### About this task
The word "Remembering" may appear in the records below. Report how many lines contain it, and write nothing besides the number.

Page and application data records

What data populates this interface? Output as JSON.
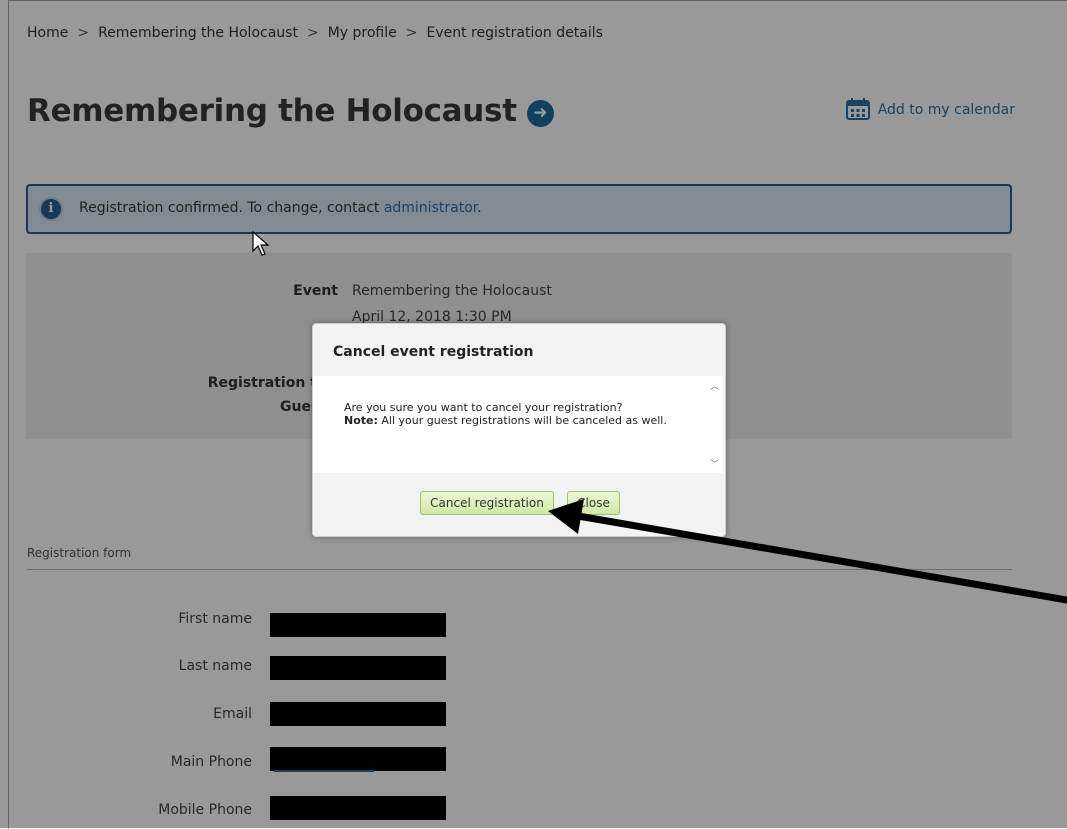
{
  "breadcrumb": {
    "items": [
      "Home",
      "Remembering the Holocaust",
      "My profile",
      "Event registration details"
    ],
    "separator": ">"
  },
  "page": {
    "title": "Remembering the Holocaust",
    "title_icon": "arrow-right-circle-icon",
    "calendar_link": "Add to my calendar",
    "calendar_icon": "calendar-icon"
  },
  "notice": {
    "icon": "info-icon",
    "text": "Registration confirmed. To change, contact ",
    "link": "administrator",
    "suffix": "."
  },
  "details": {
    "event_label": "Event",
    "event_value": "Remembering the Holocaust",
    "date_value": "April 12, 2018 1:30 PM",
    "registration_type_label": "Registration ty",
    "guest_label": "Guest"
  },
  "form": {
    "section_title": "Registration form",
    "fields": [
      "First name",
      "Last name",
      "Email",
      "Main Phone",
      "Mobile Phone"
    ]
  },
  "dialog": {
    "title": "Cancel event registration",
    "line1": "Are you sure you want to cancel your registration?",
    "note_label": "Note:",
    "note_text": " All your guest registrations will be canceled as well.",
    "confirm_button": "Cancel registration",
    "close_button": "Close"
  },
  "colors": {
    "accent": "#2a6ea6",
    "button": "#cfe8a4",
    "overlay": "rgba(0,0,0,0.40)"
  }
}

### Result below
3